So what does contribute to economic swings then? The answer is credit. Credit has many forms, but the general purpose of it is that it allows consumers and businesses to obtain something of value now in exchange for a contractual promise of repayment + interest later. A fact that might surprise you: the total amount of money in the U.S. economy is about $3 trillion, while the total amount of credit is $50 trillion! The main reason credit contributes to economic swings is that it allows consumers and businesses to increase spending at no cost in the short run. Spending, in turn, causes incomes to rise across the economy through increased productivity (see the multiplier).  Seeing these higher incomes, lenders become more willing to lend and consequently more credit is created. It’s a positive feedback loop: credit causes spending increases, spending increases cause productivity to increase, productivity increases cause incomes to rise, and income increases cause more credit to be created. This self-reinforcing cycle eventually leads to above-average economic growth. As we will see in the next blog post though, this cycle can also turn sour quickly.

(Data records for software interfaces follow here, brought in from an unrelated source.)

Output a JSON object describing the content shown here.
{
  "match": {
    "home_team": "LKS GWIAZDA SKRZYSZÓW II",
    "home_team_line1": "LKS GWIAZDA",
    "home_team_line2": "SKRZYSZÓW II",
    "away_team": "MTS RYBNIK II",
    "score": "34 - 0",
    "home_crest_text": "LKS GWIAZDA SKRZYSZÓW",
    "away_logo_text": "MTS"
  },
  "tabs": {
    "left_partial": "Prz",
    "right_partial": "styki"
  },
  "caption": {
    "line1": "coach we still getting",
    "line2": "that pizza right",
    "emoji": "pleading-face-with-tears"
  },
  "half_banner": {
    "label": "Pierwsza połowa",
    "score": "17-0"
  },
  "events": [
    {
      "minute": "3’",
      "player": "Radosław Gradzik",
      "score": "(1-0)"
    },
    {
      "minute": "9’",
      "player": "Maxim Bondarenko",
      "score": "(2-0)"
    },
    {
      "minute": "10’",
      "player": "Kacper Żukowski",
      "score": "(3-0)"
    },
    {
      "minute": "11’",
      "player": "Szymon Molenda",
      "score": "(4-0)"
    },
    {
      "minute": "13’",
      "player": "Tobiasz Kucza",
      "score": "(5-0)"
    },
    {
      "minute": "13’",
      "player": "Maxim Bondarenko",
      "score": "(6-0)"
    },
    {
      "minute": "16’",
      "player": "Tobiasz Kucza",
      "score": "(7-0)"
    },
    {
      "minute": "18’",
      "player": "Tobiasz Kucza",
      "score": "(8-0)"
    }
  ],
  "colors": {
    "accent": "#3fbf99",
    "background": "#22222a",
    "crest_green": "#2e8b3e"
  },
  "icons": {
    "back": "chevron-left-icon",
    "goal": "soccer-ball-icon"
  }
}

When is it good time to get marry?

Marriage is very important in our lives. Not everyone gets married but most of us will choose their partner whom we want to spend rest of our lives. It is beautiful thing, I am sure some people may disagree with me that marriage is beautiful and holy, but let’s leave that argument on the side for now. Today, my blog post is about encouraging marriage and having kids at some point of our lives, because I have read a very cheerful article written in the Wall Street Journal, How Does Having Kids Affect Productivity.

Before I jump into my insights about the article, I would like to show you something.  National Health Statistics Reports, Number 49(Figure 3) has a graph which shows the probability of first marriage among the women in the United States, including all different racial groups’ ages between 18-44 years old. This graph indicates that probability of first marriage for 20 years old women in 1995 was about 0.24. However, the probability of first marriage for the same age women in 2006-2010 is less than 0.18. By the age of 30, in 1995, the probability of first marriage reaches over 0.75 while the probability of first marriage for the 2006-2010 women group is just above 0.6. From this graph, I have concluded that the age of first marriage for women has gotten older. Why is this?

A big part of reasons for late marriage is because men and women want to build up their career more before they get marry. After people get marry, they soon face the decision whether they want to have children or not. Because having children bears more burdens, at least physically on mother side, people often carefully plan the time when they want to have their first child. During the pregnancy period, women sacrifices more than men which hinders couples to have their children. However a research showed that this may the case.

According to the Wall Street Journal, a new research from the Federal Reserve Bank of St. Louis, says

“We do not observe a family gap in research productivity among female academic economists. Moreover, motherhood-induced decreases in research productivity are less pronounced than usually purported.”

Summary of their finds are followed:

  1. “Parenthood does appear linked to lower productivity while the children are 12 and younger”
  2. “Mothers of at least two children on average, more productive than mothers of only one child, and mothers in general are more productive than childless women.”
  3. “Women who are married or in a stable relationship do not have any drop in research productivity in the three years following childbirth.”

Young couples whom are postponing or delaying their marriage because they are afraid of falling it behind in their career path should read this article more carefully. Like the productivity growth plays more influential role in real GDP growth of nation than mere population growth. Becoming parents and having kids at your 20s is not as bad as what you think about it now.